  • Dry directional/isotropic SF6 silicon etch to release silicon sense electrodes.
    • Involves a deep, directional etch followed by an isotropic SF6 silicon etch.
  • Using HF:H2O, etch away the sacrificial oxide
    • Creates capacitive air gaps between the sense-electrodes and the ring structure.
harpss gyroscope
HARPSS Gyroscope
  • Advantages:
    • Small ring-to-electrode gap
    • Large structural height
    • Better structural material
  • Sensitivity  200 [V/(/s)]
  • For Q  1200, resolution  0.01 [/s] for 1 Hz bandwidth
  • Min.detectable signal  5x10-3 [/s] for 10 Hz bandwidth
harpss limitations
HARPSS Limitations
  • Anchor problem: excessive undercut of the substrate at the post causes the oxide to be exposed and etched away resulting in a soft anchor that dissipates energy.
harpss limitations 2
HARPSS Limitations 2

Voids and keyholes generated during the polysilicon refill process

RIE lag effect: height of high aspect narrow trenches is less than for the medium and wide ones.

basic tuning fork gyroscope
Basic Tuning Fork Gyroscope
  • Tines resonated to fixed amplitude.
  • When rotated, Coriolis force causes a sinusoidal force on tines.
  • This force detected as a bending of the tines or as a torsional vibration of junction bar.
  • Capacitive, piezoresistive, or piezoelectric detection mechanisms.

i

draper s tuning fork
Draper’s Tuning Fork

Masses

Beams

Comb Structure

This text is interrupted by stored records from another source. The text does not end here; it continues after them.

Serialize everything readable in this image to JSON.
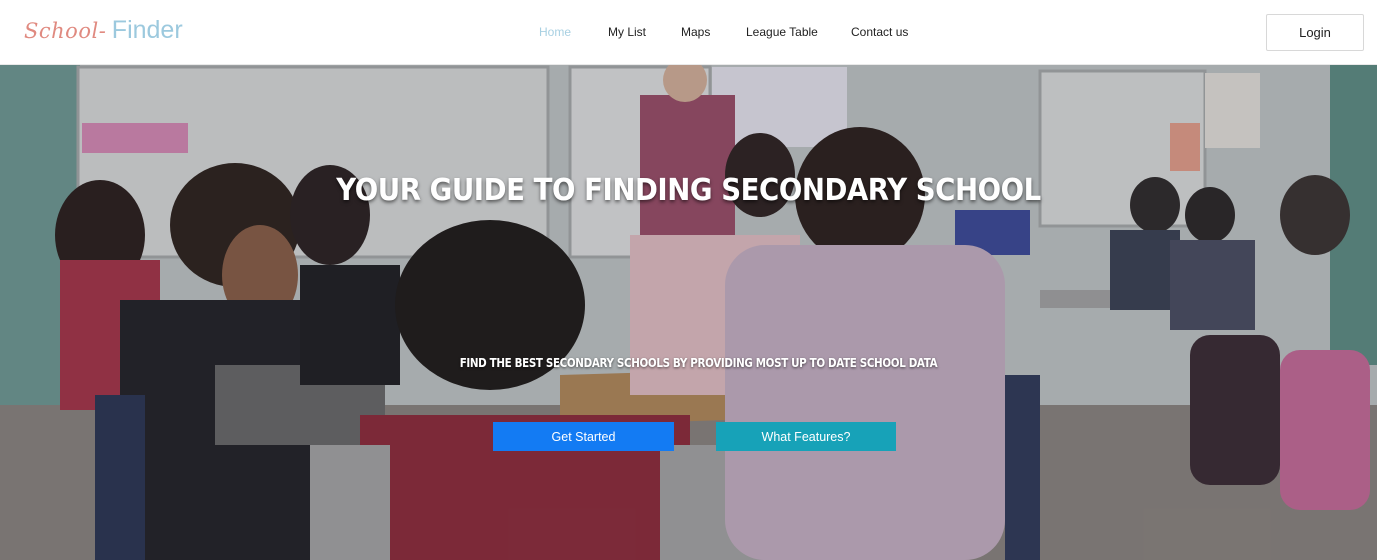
{
  "navbar": {
    "brand": {
      "script": "School",
      "dash": "-",
      "name": "Finder"
    },
    "links": [
      {
        "label": "Home",
        "active": true
      },
      {
        "label": "My List",
        "active": false
      },
      {
        "label": "Maps",
        "active": false
      },
      {
        "label": "League Table",
        "active": false
      },
      {
        "label": "Contact us",
        "active": false
      }
    ],
    "login_label": "Login"
  },
  "hero": {
    "title": "Your Guide to Finding Secondary School",
    "subtitle": "Find the best secondary schools by providing most up to date school data",
    "primary_button": "Get Started",
    "secondary_button": "What Features?"
  },
  "colors": {
    "brand_script": "#e08a80",
    "brand_name": "#9cc9de",
    "active_link": "#a8d0e2",
    "primary_button": "#137bf3",
    "secondary_button": "#17a2b8"
  }
}
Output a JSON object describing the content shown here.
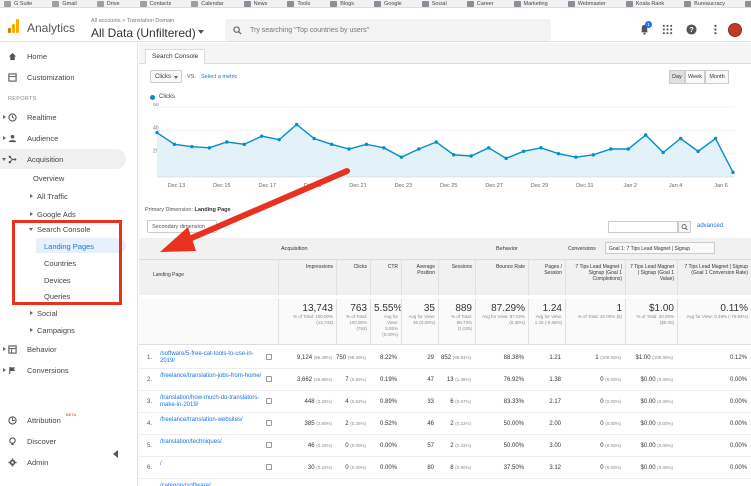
{
  "bookmarks": [
    {
      "label": "G Suite",
      "icon": "gsuite-icon"
    },
    {
      "label": "Gmail",
      "icon": "gmail-icon"
    },
    {
      "label": "Drive",
      "icon": "drive-icon"
    },
    {
      "label": "Contacts",
      "icon": "contacts-icon"
    },
    {
      "label": "Calendar",
      "icon": "calendar-icon"
    },
    {
      "label": "News",
      "icon": "folder-icon"
    },
    {
      "label": "Tools",
      "icon": "folder-icon"
    },
    {
      "label": "Blogs",
      "icon": "folder-icon"
    },
    {
      "label": "Google",
      "icon": "folder-icon"
    },
    {
      "label": "Social",
      "icon": "folder-icon"
    },
    {
      "label": "Career",
      "icon": "folder-icon"
    },
    {
      "label": "Marketing",
      "icon": "folder-icon"
    },
    {
      "label": "Webmaster",
      "icon": "folder-icon"
    },
    {
      "label": "Koala Rank",
      "icon": "folder-icon"
    },
    {
      "label": "Bureaucracy",
      "icon": "folder-icon"
    },
    {
      "label": "Bootstrapping",
      "icon": "folder-icon"
    }
  ],
  "header": {
    "app_name": "Analytics",
    "breadcrumb": "All accounts > Translation Domain",
    "view": "All Data (Unfiltered)",
    "search_placeholder": "Try searching \"Top countries by users\"",
    "notification_count": "1",
    "colors": {
      "logo_orange": "#f9ab00",
      "logo_dark": "#e37400",
      "notif": "#1a73e8"
    }
  },
  "sidebar": {
    "items": [
      {
        "label": "Home",
        "icon": "home-icon"
      },
      {
        "label": "Customization",
        "icon": "customization-icon"
      },
      {
        "section": "REPORTS"
      },
      {
        "label": "Realtime",
        "icon": "clock-icon"
      },
      {
        "label": "Audience",
        "icon": "person-icon"
      },
      {
        "label": "Acquisition",
        "icon": "acquisition-icon"
      },
      {
        "label": "Overview"
      },
      {
        "label": "All Traffic"
      },
      {
        "label": "Google Ads"
      },
      {
        "label": "Search Console"
      },
      {
        "label": "Landing Pages"
      },
      {
        "label": "Countries"
      },
      {
        "label": "Devices"
      },
      {
        "label": "Queries"
      },
      {
        "label": "Social"
      },
      {
        "label": "Campaigns"
      },
      {
        "label": "Behavior",
        "icon": "behavior-icon"
      },
      {
        "label": "Conversions",
        "icon": "flag-icon"
      },
      {
        "label": "Attribution",
        "icon": "attribution-icon",
        "badge": "BETA"
      },
      {
        "label": "Discover",
        "icon": "lightbulb-icon"
      },
      {
        "label": "Admin",
        "icon": "gear-icon"
      }
    ]
  },
  "report": {
    "tab": "Search Console",
    "metric": "Clicks",
    "vs": "VS.",
    "select_metric": "Select a metric",
    "granularity": [
      "Day",
      "Week",
      "Month"
    ],
    "active_granularity": "Day",
    "legend": "Clicks",
    "primary_dimension_label": "Primary Dimension:",
    "primary_dimension": "Landing Page",
    "secondary_dimension": "Secondary dimension",
    "advanced": "advanced"
  },
  "chart_data": {
    "type": "line",
    "series": [
      {
        "name": "Clicks",
        "values": [
          38,
          28,
          26,
          25,
          30,
          28,
          35,
          32,
          45,
          33,
          28,
          24,
          28,
          25,
          17,
          24,
          30,
          19,
          18,
          25,
          16,
          22,
          25,
          20,
          17,
          19,
          24,
          24,
          36,
          21,
          33,
          22,
          33,
          4
        ]
      }
    ],
    "x_tick_labels": [
      "Dec 13",
      "Dec 15",
      "Dec 17",
      "Dec 19",
      "Dec 21",
      "Dec 23",
      "Dec 25",
      "Dec 27",
      "Dec 29",
      "Dec 31",
      "Jan 2",
      "Jan 4",
      "Jan 6"
    ],
    "y_tick_labels": [
      "60",
      "40",
      "20"
    ],
    "color": "#058dc7",
    "fill": "#e3f1f9"
  },
  "table": {
    "dimension_header": "Landing Page",
    "groups": {
      "acquisition": "Acquisition",
      "behavior": "Behavior",
      "conversions": "Conversions",
      "goal_select": "Goal 1: 7 Tips Lead Magnet | Signup"
    },
    "columns": [
      "Impressions",
      "Clicks",
      "CTR",
      "Average Position",
      "Sessions",
      "Bounce Rate",
      "Pages / Session",
      "7 Tips Lead Magnet | Signup (Goal 1 Completions)",
      "7 Tips Lead Magnet | Signup (Goal 1 Value)",
      "7 Tips Lead Magnet | Signup (Goal 1 Conversion Rate)"
    ],
    "totals": [
      {
        "big": "13,743",
        "small": "% of Total: 100.00% (13,743)"
      },
      {
        "big": "763",
        "small": "% of Total: 100.00% (763)"
      },
      {
        "big": "5.55%",
        "small": "Avg for View: 5.55% (0.00%)"
      },
      {
        "big": "35",
        "small": "Avg for View: 35 (0.00%)"
      },
      {
        "big": "889",
        "small": "% of Total: 86.73% (1,025)"
      },
      {
        "big": "87.29%",
        "small": "Avg for View: 87.02% (0.30%)"
      },
      {
        "big": "1.24",
        "small": "Avg for View: 1.25 (-0.56%)"
      },
      {
        "big": "1",
        "small": "% of Total: 20.00% (5)"
      },
      {
        "big": "$1.00",
        "small": "% of Total: 20.00% ($5.00)"
      },
      {
        "big": "0.11%",
        "small": "Avg for View: 0.49% (-76.94%)"
      }
    ],
    "rows": [
      {
        "n": "1.",
        "page": "/software/5-free-cat-tools-to-use-in-2019/",
        "imp": "9,124",
        "imp_pct": "(66.39%)",
        "clicks": "750",
        "clicks_pct": "(98.30%)",
        "ctr": "8.22%",
        "pos": "29",
        "sess": "852",
        "sess_pct": "(95.84%)",
        "bounce": "88.38%",
        "pps": "1.21",
        "g1c": "1",
        "g1c_pct": "(100.00%)",
        "g1v": "$1.00",
        "g1v_pct": "(100.00%)",
        "g1r": "0.12%"
      },
      {
        "n": "2.",
        "page": "/freelance/translation-jobs-from-home/",
        "imp": "3,662",
        "imp_pct": "(26.65%)",
        "clicks": "7",
        "clicks_pct": "(0.92%)",
        "ctr": "0.19%",
        "pos": "47",
        "sess": "13",
        "sess_pct": "(1.46%)",
        "bounce": "76.92%",
        "pps": "1.38",
        "g1c": "0",
        "g1c_pct": "(0.00%)",
        "g1v": "$0.00",
        "g1v_pct": "(0.00%)",
        "g1r": "0.00%"
      },
      {
        "n": "3.",
        "page": "/translation/how-much-do-translators-make-in-2019/",
        "imp": "448",
        "imp_pct": "(3.26%)",
        "clicks": "4",
        "clicks_pct": "(0.52%)",
        "ctr": "0.89%",
        "pos": "33",
        "sess": "6",
        "sess_pct": "(0.67%)",
        "bounce": "83.33%",
        "pps": "2.17",
        "g1c": "0",
        "g1c_pct": "(0.00%)",
        "g1v": "$0.00",
        "g1v_pct": "(0.00%)",
        "g1r": "0.00%"
      },
      {
        "n": "4.",
        "page": "/freelance/translation-websites/",
        "imp": "385",
        "imp_pct": "(2.80%)",
        "clicks": "2",
        "clicks_pct": "(0.26%)",
        "ctr": "0.52%",
        "pos": "46",
        "sess": "2",
        "sess_pct": "(0.22%)",
        "bounce": "50.00%",
        "pps": "2.00",
        "g1c": "0",
        "g1c_pct": "(0.00%)",
        "g1v": "$0.00",
        "g1v_pct": "(0.00%)",
        "g1r": "0.00%"
      },
      {
        "n": "5.",
        "page": "/translation/techniques/",
        "imp": "46",
        "imp_pct": "(0.33%)",
        "clicks": "0",
        "clicks_pct": "(0.00%)",
        "ctr": "0.00%",
        "pos": "57",
        "sess": "2",
        "sess_pct": "(0.22%)",
        "bounce": "50.00%",
        "pps": "3.00",
        "g1c": "0",
        "g1c_pct": "(0.00%)",
        "g1v": "$0.00",
        "g1v_pct": "(0.00%)",
        "g1r": "0.00%"
      },
      {
        "n": "6.",
        "page": "/",
        "imp": "30",
        "imp_pct": "(0.22%)",
        "clicks": "0",
        "clicks_pct": "(0.00%)",
        "ctr": "0.00%",
        "pos": "80",
        "sess": "8",
        "sess_pct": "(0.90%)",
        "bounce": "37.50%",
        "pps": "3.12",
        "g1c": "0",
        "g1c_pct": "(0.00%)",
        "g1v": "$0.00",
        "g1v_pct": "(0.00%)",
        "g1r": "0.00%"
      },
      {
        "n": "7.",
        "page": "/category/software/",
        "imp": "25",
        "imp_pct": "(0.18%)",
        "clicks": "0",
        "clicks_pct": "(0.00%)",
        "ctr": "0.00%",
        "pos": "73",
        "sess": "0",
        "sess_pct": "(0.00%)",
        "bounce": "0.00%",
        "pps": "0.00",
        "g1c": "0",
        "g1c_pct": "(0.00%)",
        "g1v": "$0.00",
        "g1v_pct": "(0.00%)",
        "g1r": "0.00%"
      }
    ]
  },
  "annotation": {
    "color": "#e8321f"
  }
}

  • Developed by Charles Stark Draper Laboratory.
  • Two masses suspended by beams.
  • Electrostatically vibrated using comb drives.
  • Generates a Coriolis force that pushes masses in and out of oscillation plane.
  • Measured by capacitor plates.
fabrication of tuning fork 1
Fabrication of Tuning Fork 1
  • Dissolved wafer process involving both silicon and glass processing.
  • P-type (100) silicon wafer of moderate doping (>1-cm) is used.
  • Mask 1:
    • Etch recess with KOH to define the height of the silicon above the glass.
    • Diffuse Boron at 1175 C to define thickness.
  • Mask 2:
    • Reactive ion etch (RIE).
    • Defines the structure’s pattern features.
fabrication of tuning fork 2
Fabrication of Tuning Fork 2
  • Glass wafer processed separately.
  • Mask 3:
    • Recess glass 1600 Angstroms.
    • Deposit and lift off a multi-metal system.
    • Result: Metal protrudes 500 Angstroms above the glass.
  • The metal forms the sense and drive plates of the capacitor and the output leads from the transducer.
fabrication of tuning fork 3
Fabrication of Tuning Fork 3
  • Silicon wafer is turned upside down and electrostatically bonded to the glass.
    • 375C and potential of 1000 V for strong chemical bonds.
    • Silicon and glass drawn tightly together to ensure a low resistance contact to silicon.
  • Final step: Selective EDP etch to dissolve the undoped silicon.
draper s gyroscope
Draper’s Gyroscope
  • Robustness, withstands accelerations of 60,000 g’s
  • Scale factor > 200 ppm
  • Bias uncertainty < 50 /hr
  • Drift 0.05 /s
    • Low temperature: 0.003 /s
  • Resolution 100-200 /hr (60 Hz bandwidth)
    • Best: 25 /hr
conclusions
Conclusions
  • Early development phase for micromachined gyroscopes.
  • HARPSS yields a gyroscope with excellent mode matching, high resolution, low ZRO and long-term stability.
  • Draper Lab produces a low-cost gyroscope of small size and considerable ruggedness.